Exercise: Could you report every line from the entries that includes the word "data"?

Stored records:
####################

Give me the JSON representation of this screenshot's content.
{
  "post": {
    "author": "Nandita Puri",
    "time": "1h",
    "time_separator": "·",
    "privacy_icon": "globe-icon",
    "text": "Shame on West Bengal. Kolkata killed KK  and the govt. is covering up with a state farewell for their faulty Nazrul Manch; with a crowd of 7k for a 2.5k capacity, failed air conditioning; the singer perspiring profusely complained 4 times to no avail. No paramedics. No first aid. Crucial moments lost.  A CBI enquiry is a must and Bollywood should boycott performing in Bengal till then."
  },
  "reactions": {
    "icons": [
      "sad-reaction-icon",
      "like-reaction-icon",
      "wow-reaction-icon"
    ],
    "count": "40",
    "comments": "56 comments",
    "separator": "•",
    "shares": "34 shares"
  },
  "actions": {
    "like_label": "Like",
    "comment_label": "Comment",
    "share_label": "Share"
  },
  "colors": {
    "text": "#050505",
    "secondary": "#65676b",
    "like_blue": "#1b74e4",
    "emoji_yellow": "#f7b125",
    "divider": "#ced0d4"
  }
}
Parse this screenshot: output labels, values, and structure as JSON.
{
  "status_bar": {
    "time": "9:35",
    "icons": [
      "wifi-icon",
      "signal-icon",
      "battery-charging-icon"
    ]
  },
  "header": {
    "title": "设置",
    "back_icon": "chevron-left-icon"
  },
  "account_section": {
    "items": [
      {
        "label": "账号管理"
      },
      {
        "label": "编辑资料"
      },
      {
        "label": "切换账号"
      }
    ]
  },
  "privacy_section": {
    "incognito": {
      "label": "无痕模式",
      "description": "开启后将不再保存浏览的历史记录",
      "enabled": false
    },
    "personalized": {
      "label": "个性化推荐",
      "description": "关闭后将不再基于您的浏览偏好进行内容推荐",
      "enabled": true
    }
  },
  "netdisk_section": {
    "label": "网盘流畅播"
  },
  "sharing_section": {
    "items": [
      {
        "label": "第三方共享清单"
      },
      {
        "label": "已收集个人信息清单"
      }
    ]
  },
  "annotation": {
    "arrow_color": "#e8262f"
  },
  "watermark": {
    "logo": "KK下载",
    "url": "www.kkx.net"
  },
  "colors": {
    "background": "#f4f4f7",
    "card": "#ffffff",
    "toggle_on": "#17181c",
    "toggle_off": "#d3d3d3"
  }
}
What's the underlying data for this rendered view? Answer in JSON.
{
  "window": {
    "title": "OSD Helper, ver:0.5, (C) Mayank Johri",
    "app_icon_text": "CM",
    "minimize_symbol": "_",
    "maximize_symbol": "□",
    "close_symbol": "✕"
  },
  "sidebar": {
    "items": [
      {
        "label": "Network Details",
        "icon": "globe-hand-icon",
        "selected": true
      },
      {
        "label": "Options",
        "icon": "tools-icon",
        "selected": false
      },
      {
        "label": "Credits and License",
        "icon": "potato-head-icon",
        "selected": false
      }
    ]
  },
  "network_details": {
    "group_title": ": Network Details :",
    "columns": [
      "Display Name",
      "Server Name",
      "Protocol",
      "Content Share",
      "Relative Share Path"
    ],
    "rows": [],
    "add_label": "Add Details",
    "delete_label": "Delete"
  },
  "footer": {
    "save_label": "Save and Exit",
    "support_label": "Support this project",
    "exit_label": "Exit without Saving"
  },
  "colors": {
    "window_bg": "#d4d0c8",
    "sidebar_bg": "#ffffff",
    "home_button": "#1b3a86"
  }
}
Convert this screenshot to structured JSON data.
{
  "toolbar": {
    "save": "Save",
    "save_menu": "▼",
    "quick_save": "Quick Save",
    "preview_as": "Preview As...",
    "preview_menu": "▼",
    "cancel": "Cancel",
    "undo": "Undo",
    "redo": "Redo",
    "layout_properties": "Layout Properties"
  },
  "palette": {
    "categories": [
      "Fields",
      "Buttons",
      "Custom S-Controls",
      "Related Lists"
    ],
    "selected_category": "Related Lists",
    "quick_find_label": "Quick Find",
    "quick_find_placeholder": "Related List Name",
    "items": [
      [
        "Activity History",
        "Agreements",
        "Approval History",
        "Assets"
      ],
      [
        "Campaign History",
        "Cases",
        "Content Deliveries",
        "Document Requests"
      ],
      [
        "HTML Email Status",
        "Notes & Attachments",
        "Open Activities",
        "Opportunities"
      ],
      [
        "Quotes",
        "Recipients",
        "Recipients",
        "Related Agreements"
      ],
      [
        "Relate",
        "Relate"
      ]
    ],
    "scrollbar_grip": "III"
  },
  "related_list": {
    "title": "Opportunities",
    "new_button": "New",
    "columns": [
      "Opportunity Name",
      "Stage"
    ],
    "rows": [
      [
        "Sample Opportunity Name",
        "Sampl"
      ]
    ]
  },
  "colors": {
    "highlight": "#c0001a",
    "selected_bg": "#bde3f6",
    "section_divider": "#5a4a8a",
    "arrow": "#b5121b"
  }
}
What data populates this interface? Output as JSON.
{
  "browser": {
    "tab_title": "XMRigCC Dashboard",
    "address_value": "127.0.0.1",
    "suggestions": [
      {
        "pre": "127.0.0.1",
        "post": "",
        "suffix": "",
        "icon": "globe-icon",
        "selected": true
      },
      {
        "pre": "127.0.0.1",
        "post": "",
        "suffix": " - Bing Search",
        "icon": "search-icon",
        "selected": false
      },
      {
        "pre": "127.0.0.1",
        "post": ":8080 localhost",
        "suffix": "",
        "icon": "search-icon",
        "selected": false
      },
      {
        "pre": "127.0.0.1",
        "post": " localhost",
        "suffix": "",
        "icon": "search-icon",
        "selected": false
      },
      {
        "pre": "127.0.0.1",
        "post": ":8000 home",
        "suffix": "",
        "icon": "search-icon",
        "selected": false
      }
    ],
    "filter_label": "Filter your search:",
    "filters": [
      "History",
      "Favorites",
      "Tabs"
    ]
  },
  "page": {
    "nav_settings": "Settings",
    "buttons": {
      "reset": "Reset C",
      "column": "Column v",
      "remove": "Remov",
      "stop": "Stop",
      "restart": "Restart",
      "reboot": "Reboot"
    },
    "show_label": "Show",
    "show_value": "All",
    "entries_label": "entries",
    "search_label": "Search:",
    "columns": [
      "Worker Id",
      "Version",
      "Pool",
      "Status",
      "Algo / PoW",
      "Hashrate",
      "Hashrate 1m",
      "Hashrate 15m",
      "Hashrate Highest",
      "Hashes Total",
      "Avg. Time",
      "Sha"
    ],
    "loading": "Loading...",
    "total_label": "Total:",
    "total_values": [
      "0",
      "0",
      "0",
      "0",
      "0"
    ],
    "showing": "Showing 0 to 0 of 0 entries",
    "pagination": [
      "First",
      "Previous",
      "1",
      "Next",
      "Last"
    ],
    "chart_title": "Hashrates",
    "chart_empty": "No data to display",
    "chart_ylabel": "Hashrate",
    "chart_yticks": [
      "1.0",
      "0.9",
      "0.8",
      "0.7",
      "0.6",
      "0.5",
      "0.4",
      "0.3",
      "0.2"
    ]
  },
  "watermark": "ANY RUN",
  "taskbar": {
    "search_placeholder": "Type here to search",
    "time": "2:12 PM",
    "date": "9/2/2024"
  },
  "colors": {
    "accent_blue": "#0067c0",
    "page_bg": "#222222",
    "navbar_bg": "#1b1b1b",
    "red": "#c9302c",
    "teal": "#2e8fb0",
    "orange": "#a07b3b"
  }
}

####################

Result below:
What's the underlying data for this rendered view? Answer in JSON.
Convert this screenshot to structured JSON data.
What data populates this interface? Output as JSON.
    "chart_empty": "No data to display",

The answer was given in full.